LINGUISTICS & CULTURE
|Data:||03/JAN/2011 3:27 PM|
|Assunto:||Aprender inglês morando nos Eua|
Hi Brunna, hard to answer in one breath.
Anyway, there are some opinions that I, a layman, think you may deem as interesting.
Firstly, congrats; if you can see awkward (aka lacking) in your English it have to be good. Somewhat, you are noticing in hindsight that you didn´t have enough training or that you didn´t have the right one (at least, for you, because different people may learn in
I am glad that in six months it dawned on you. And this might not be the end of the world. Use what you already know to learn what don´t know yet.
Ask about idiomatisms, way of life, slangs, foods, and so on. Socialize, be curious as a kid in a theme park, ask somebody that you can rely on!
Glad that you know that you improved, ain´t it nice?
You didn´t learn as much as you wished? don´t sweat it, neither do I and a lot of people around; so we are in good company. Just don´t give up or think that you didn´t learnt enough, this comes with time.
Well, maybe the Dicionário de Expressões Idiomáticas (inglês-português - Michaellis) can be of use, for some natural (of the streets?) English you have the magazines like InTouch, People, and others. For more serious talking you can read
The Economist, The time, Newsweek and others.
You must talk to people and express your anxiety, maybe getting it off your chest help you. The very fact of being humble and knowing that you have limitations can help;
once people knows that you only can get by, they get sympathetic and help you to fill the gaps.
Sometimes the simple eagerness to memorize one word makes the learner draw a blank, that happened to me a lot. When I felt comfortable with my friends in a course some time ago, I would say everything I wished, but when the teacher said it was test day, my mind inexplicably gone South!

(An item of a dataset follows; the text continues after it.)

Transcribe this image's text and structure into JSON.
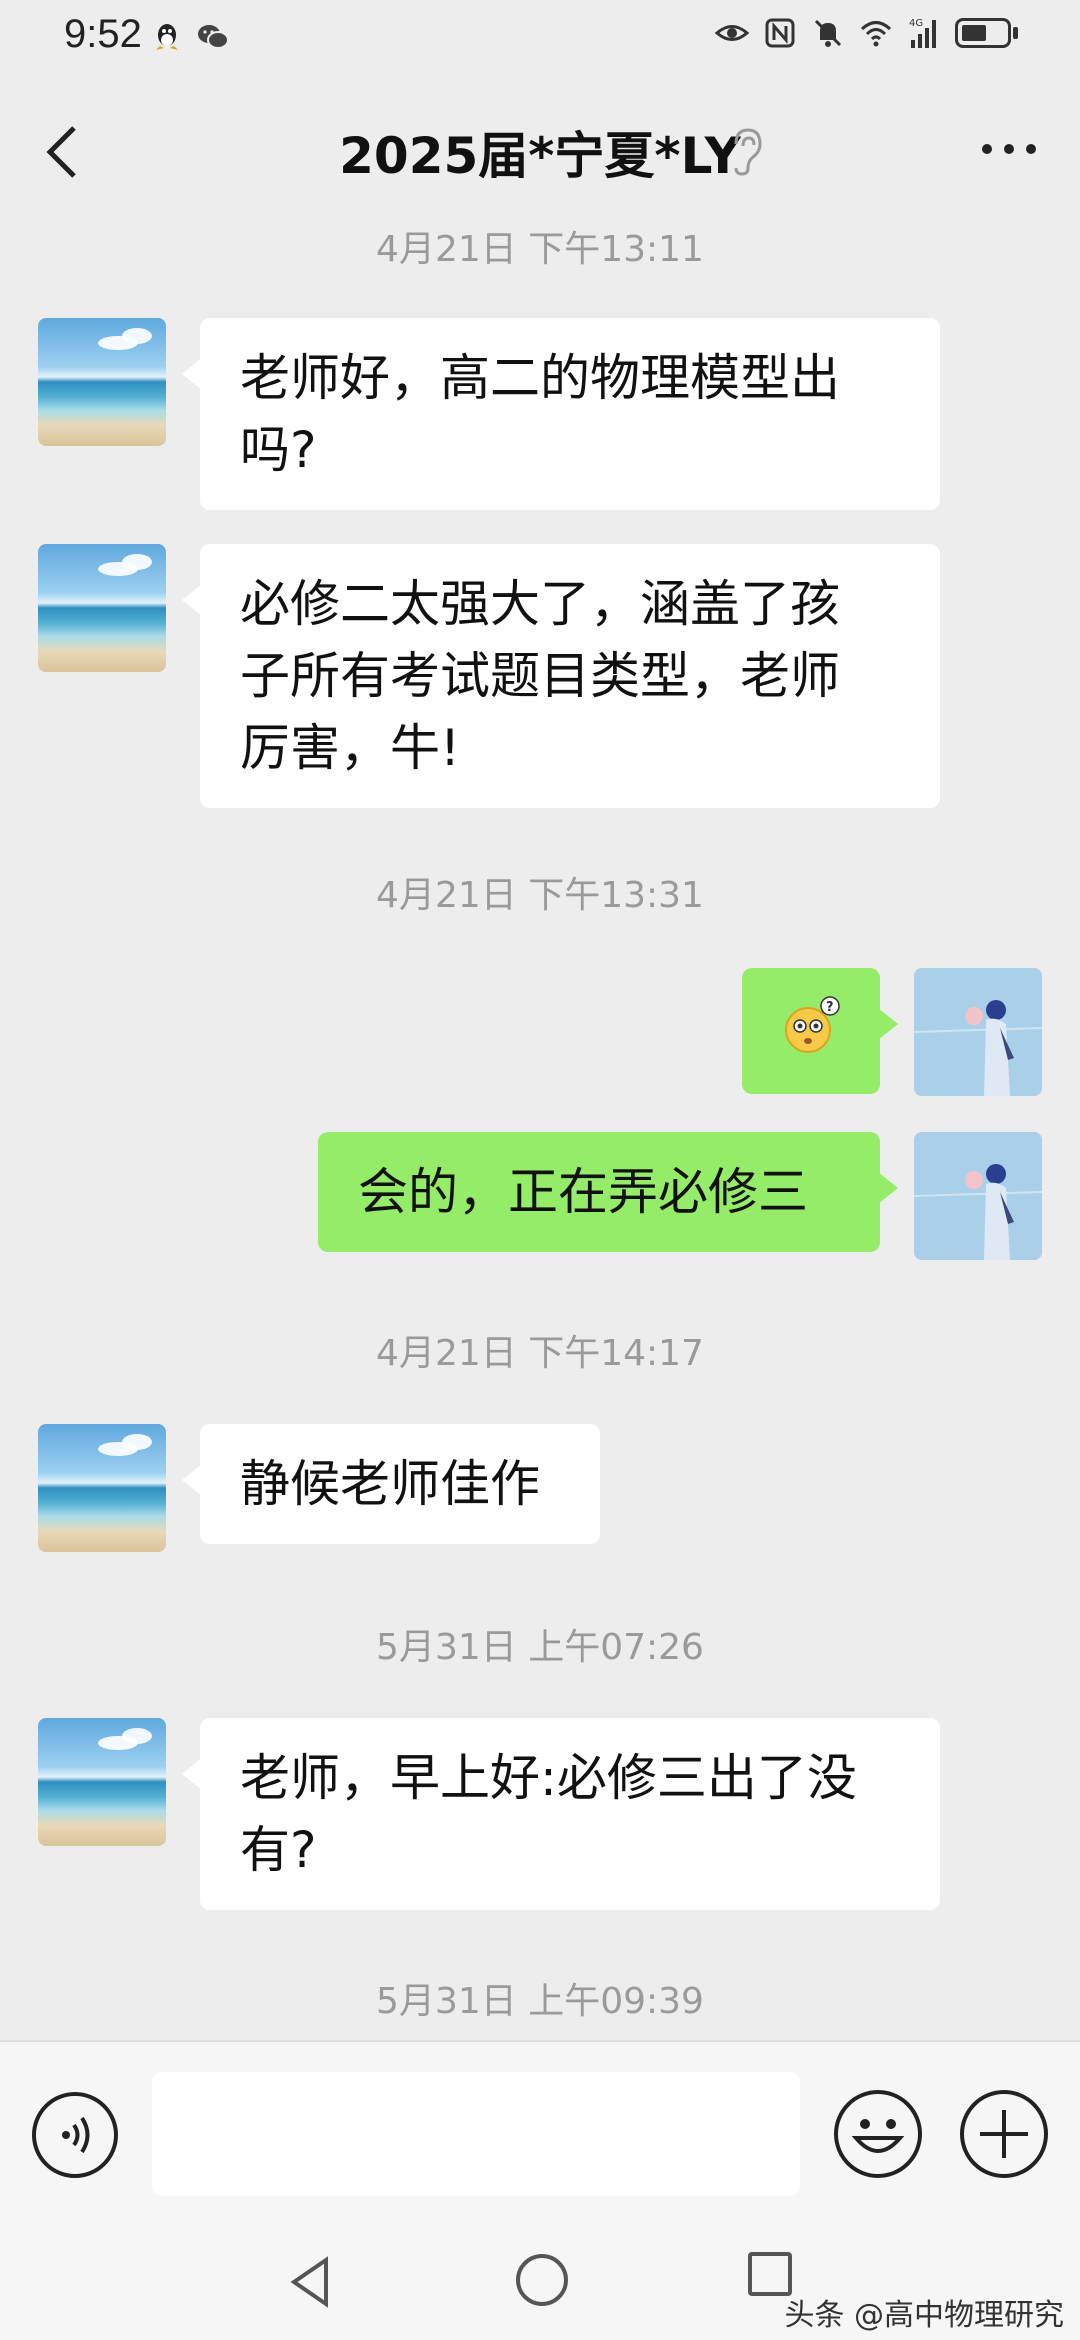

Don´t know about others, but seeing words again and again is what do the trick to me. For instance, today I may find "shot" in a sentence meaning "injeção" (in a medical periodical for example) and next time I "shot" in the aception of "tiro" (a shot in the dark - um tiro no escuro), then it may come as "filmagem/fotografia" and the list could go on and on and on.
The more you are exposed to the language the more you learn, that´s the trick.
Of course, after learning some word or concept you have to use it, or your English get "rusty".
Be careful with your audience; for example, respect age, background and the place where you are talking. Just same way one don´t go to the beach in tux and don´t go to an opera sporting a trunk or a bikini. The same happens to the choosing of words in a uni. and in the streets.
Be careful with internetese, slangy words, and even more with derogatory terms or the ones that can be perceived with offensive connotations.
As for intonation, I caught asking myself this: "when Brunna is watching a film she
ever thinks about it? I think not, she get so engrossed with the plot that she don´t take notice of it. So, I think with time you will choose yours, but for the time being you will "do as Romans do" (thus you will have to choose wich Romans´ accent or intonation you like to emulate).
Problem is, you may feel like a newbie in specs (somebody that is not used to using spectacles). One can choose one pair of glasses (find it beautiful), buy them and when climb up a bus to put it on, but then, think that everyone is eyeing you, so he is going to take them off, on and off (always that somebody look to him!)
Or a new driver just leaving the driving school and getting the driver licence, he may think all others drivers are judging their performance on the traffic. Believe me, they aren´t, with time you shut off your mind to things like that, and act without even thinking about it, it becomes a second nature!
Hope it helps, and the text is open to further comments and corrections.
Envie uma resposta
Índice de mensagens